Note also that in the image on the left with fringes oriented along the minor axis, the fringes are more closely spaced than the corresponding image on the right, so the sensitivity is greater in the minor-axis test image at right, and it is a more critical test.  So, while some bend remains in the fringes, it is only 1/4-1/5 of the fringe spacing, which corresponds to 1/8 to 1/10th wave of surface error on the glass.

Multiple flats tested along the major axisFour flats tested along the minor axis

Many flats that I receive for testing are quite good.  Above are images of four 3.1" secondaries, with fringes aligned along the major and minor axes to show flatness in both directions.  This shows they are quite flat along both directions, and this is necessary if sotware analysis software is not used.

My policies and standards

Therefore, it is my policy to test, at no charge, the entire surface of any flat secondary mirror that is to be used with a primary mirror that is made or refigured by Lockwood Custom Optics. I will either approve the secondary mirror, or fail it and, at the client's expense, refigure it or obtain a replacement which I will again test. This policy holds for all secondary mirrors that will be used in new Starmaster Telescopes.

By doing this, I guarantee that the optics, when properly mounted, aligned, and equilibrated, will perform to their limits (useable powers of 50X per inch of aperture or higher) or to the limits of the atmosphere on a given night.

My standard for secondaries is generally 1/8th wave peak-to-valley on the glass, with no sharp slope errors over the main portion of the surface. This guarantees minimal degradation of the wavefront.

I refigure larger secondary mirrors for an hourly rate. I prefer to refigure 3.5" and larger secondaries. For bad smaller secondaries, it is often cheaper and simpler to buy a replacement, but that may depend on the type of surface defect. Badly scratched secondaries should be replaced.

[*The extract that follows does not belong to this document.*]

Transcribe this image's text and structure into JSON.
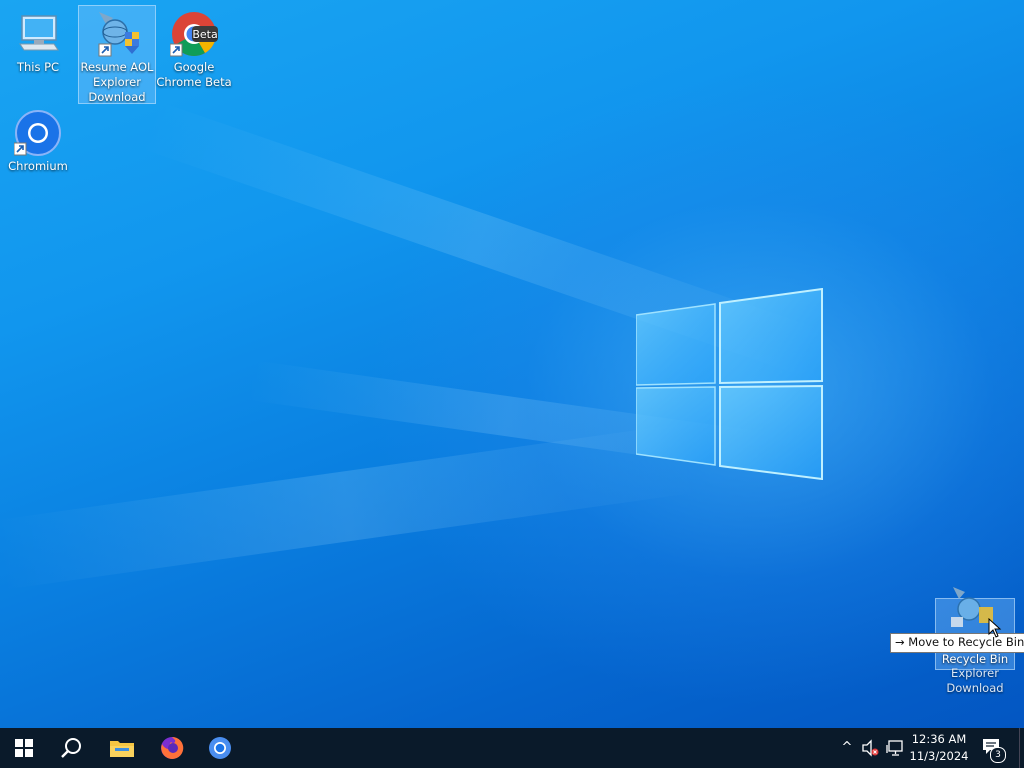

Why you shouldn't undersize your secondary mirror

In some cases when elliptical secondaries are manufactured, and in a small number of cases when they are refigured, a small turned edge may develop. This usually occurs on large secondaries, and is due to flexure, the irregular shape of the mirror, and its varying thickness and thermal properties. This is usually not a problem, because the turned portion is completely hidden by the lip of the mirror mounting. If it is not covered, so long as the secondary is sized correctly to fully illuminate a field size larger than 0.25", then the edge is not contributing to the cone of light at the center of the field where optical quality is best. It is also not used at high power when the portion of the field being viewed is fairly small. However, if the object (such as a planet) is allowed to drift across the field, then when it is being viewed off-axis the edge of the secondary will affect the image when lower magnifications are used.

Please don't misinterpret this - I am not saying a turned edge is acceptable - it certainly is never acceptable to me on a primary mirror where the entire surface is used. I am simply saying that in some cases, on a secondary mirror, it will be physically hidden, or it will make no difference at all in performance, because the edge of the primary forms the aperture stop of the telescope and the edge of the secondary is not used except for the edge of the field. A large secondary with a generally good surface and a turned edge is an expensive item to refigure, especially if it will result in no perceptable improvement in performance, so the system should be analyzed carefully before proceeding.

This is yet another reason why secondary mirrors should be tested, and chosen to be large enough to comfortably illuminate the diameter of fully illuminated field that you require. For visual use I recommend a minimum fully illuminated field diameter of 0.25". Imaging applications will generally require larger illuminated fields, which the telescope designer must calculate.

A large table of secondary mirror sizes for various apertures, focal ratios, illuminated fields and focuser heights may be found HERE.